Okay, that’s not fair. I finished the outline for the second small child magician novel and started work on outlining the third. I revised three of the Phoenix Song Stories I’d already written and finished a rough draft of the fourth—which I’d been struggling with since December. I made a lot of progress on the fanfiction. And I got back to the memory wiping academy novel.

 

I also did a lot of other things this summer. I attended the NFB’s national convention, which was huge for me. I learned Unified English Braille (the updated Braille code which I hope to talk about in more detail in the future). ]. I got a new BrailleNote, which is more like a Braille tablet (also hope to post about that later). Then the new BrailleNote broke—apparently it had a defective motherboard—and had to go back in for repairs right before I started here at Harvard (luckily I got it back on the first day of classes). I learned the Harvard Law School campus and the T system, which was also huge, and there’s still more to learn.

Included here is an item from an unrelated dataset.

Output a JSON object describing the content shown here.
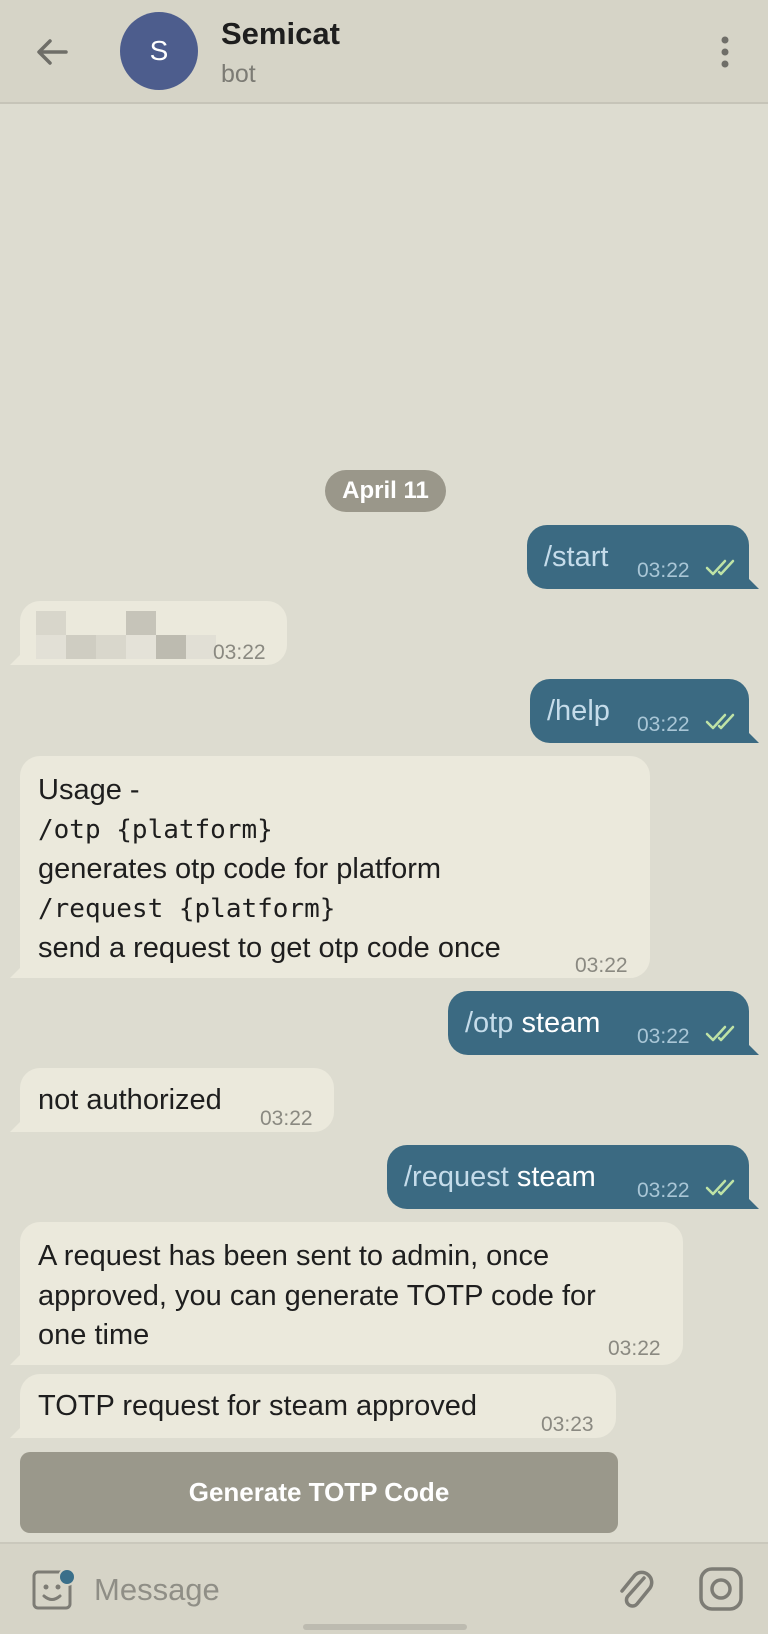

Finally, I had fun. I learned to play cribbage. I biked and kayaked and swam and went to the beach. I went to the midnight release party for Harry Potter and the Cursed Child, my first HP midnight release party, and the party was the best part about that book (but the less said about that the better). I read a lot, and I wrote a lot.

 

Maybe I didn’t accomplish my writing goals as entirely as I’d intended, but the important thing I’m remembering is the goal behind the goals. I wanted to get myself to a place where I felt like I was at a different stage with each project so I could make progress on all of them without feeling like I was detracting from the others. I’ve now started my 1L year, and my writing time has been significantly cut down. In fact, my time for everything but reading and class has been significantly cut down. I’m hoping this will get better as I get used to what I’m reading for class, but in the meantime, it’s really nice to have projects at different stages so that, if I have a few minutes to squeeze in some writing (which has only happened once so far), I have choices about what kind of writing I’m doing and where in the process of the story I am. Right now, I have one project I’m outlining (the third small child magician novel), one project I’m in the first draft stage (the Phoenix Song stories), and one project I’m revising (the memory wiping academy novel). I feel like, with my crazy schedule and complete lack of free time, having the ability to choose what to write will actually work better for me, because it means I’ll be more productive rather than forcing it.

 

As I’ve already said, this summer was probably the last summer I will have entirely free. My goal, at its heart, was to make the most of it, and I definitely did that. So here’s to the summer, and here’s to a productive first year of law school to come.